Highlight of the day is Miss Kittin and The Hacker. Prior to their performance, I grab a few words with them. We talk briefly backstage about how the rise of techno allowed them to distil their experimental influences (Throbbing Gristle, Cabaret Voltaire and, er, Depeche Mode) into this sleek dark throb without diminishing any of their power. The set is extraordinary, Kittin entering in a long black and white hooded cape which she hides under until a coruscating ‘Life on MTV’. She remarks to me that she feels that she is only just beginning to find herself as a performer, and this is exemplified tonight by her truly commanding performance. Whilst The Hacker blasts out this deeply stark hard and tuneful electro, Miss Kittin takes over the world, 20 times larger than life. The words ‘pop star’ hover at the back of my brain and makes me lament the demise of_ Top of The Pops. For all its crapness, _TotP allowed artists like these two to intermittently turn the living room into an alien planet. Regardless, here and right now is more than fine by me.
The Streets wrap it all up and confuse me as usual. Mike Skinner definitely has something and on CD I can buy into… some of it. But live, the laddishness is just too much and the music degenerates from fragile bedroom production to lumpen ska. A point in hand: during ‘Let’s Push Things Forward’, Skinner and co suddenly lurch into The Prodigy’s headfuck bodymelt ‘Out of Space’. I’ve always admired The Streets’ allegiance to rave’s grand moments, but as Skinner starts shouting about taking us to another dimension, I kind of hope he’s going to hand me a bus ticket as that is simply not doing it, especially when the original version is decades more forward than The Streets’ revision of it. It’s not that they’re without passion but it just doesn’t work at all. I just can’t help but feel that it’s the musical equivalent of FHM. The Streets can out-Jam The Jam on record when they want to, but that’s with processed loops and not stale funk. They finish on that song about being fit which uses the words “my gosh”, which is second in the driving us into a rage stakes behind the Cunter Chiefs’ use of the word “thee” (because that’s how people from Yorkshire talk, right?). Soylent and I head off to fraternise with the locals for a few hours more, including the young Slovakian lad who used to get the number ten bus out of St. Helens which was our intrepid lens-man’s old stomping ground. You couldn’t make this shit up.
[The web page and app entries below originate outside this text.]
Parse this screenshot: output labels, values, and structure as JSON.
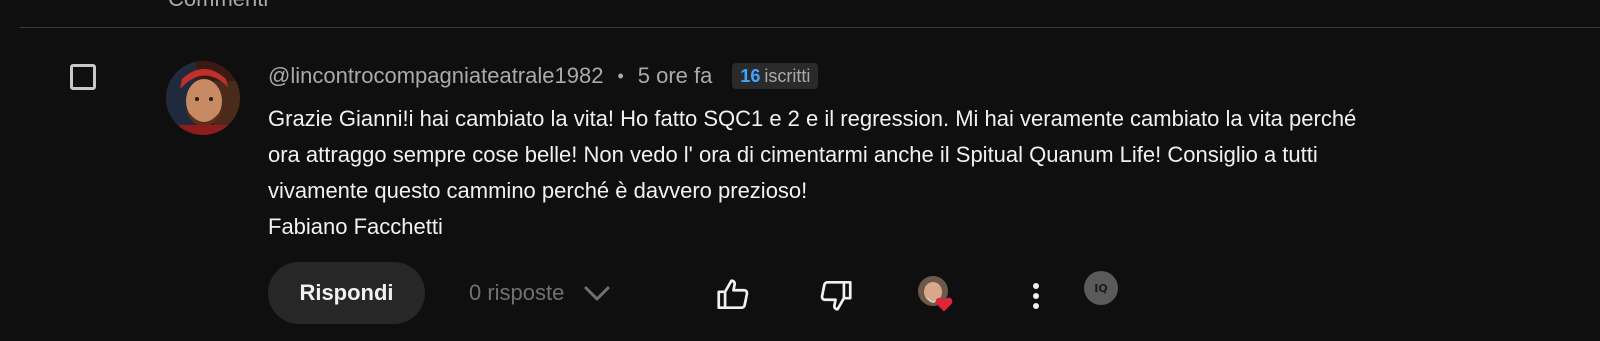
{
  "header": {
    "label": "Commenti"
  },
  "comment": {
    "username": "@lincontrocompagniateatrale1982",
    "separator": "•",
    "time": "5 ore fa",
    "subscribers_count": "16",
    "subscribers_label": "iscritti",
    "body_lines": [
      "Grazie Gianni!i hai cambiato la vita! Ho fatto SQC1 e 2 e il regression. Mi hai veramente cambiato la vita perché",
      "ora attraggo sempre cose belle! Non vedo l' ora di cimentarmi anche il Spitual Quanum Life!  Consiglio a tutti",
      "vivamente questo cammino perché è davvero prezioso!",
      "Fabiano Facchetti"
    ]
  },
  "actions": {
    "reply_label": "Rispondi",
    "replies_label": "0 risposte",
    "extension_label": "IQ"
  },
  "colors": {
    "background": "#0f0f0f",
    "text_primary": "#f1f1f1",
    "text_secondary": "#aaaaaa",
    "accent_blue": "#3ea6ff",
    "heart_red": "#e0243a",
    "button_bg": "#272727"
  },
  "icons": {
    "checkbox": "checkbox-icon",
    "like": "thumbs-up-icon",
    "dislike": "thumbs-down-icon",
    "creator_heart": "creator-heart-icon",
    "more": "more-vertical-icon",
    "replies_toggle": "chevron-down-icon",
    "extension": "iq-extension-icon"
  }
}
So, Pohoda is no misnomer. Warm weather, warm atmosphere and extremely warm people. Forget the Brit imports on the bill, as its own unique Slovakian quirks are what make it a truly worthwhile visit.
Find the festival's official website here
Photos: Stuart Green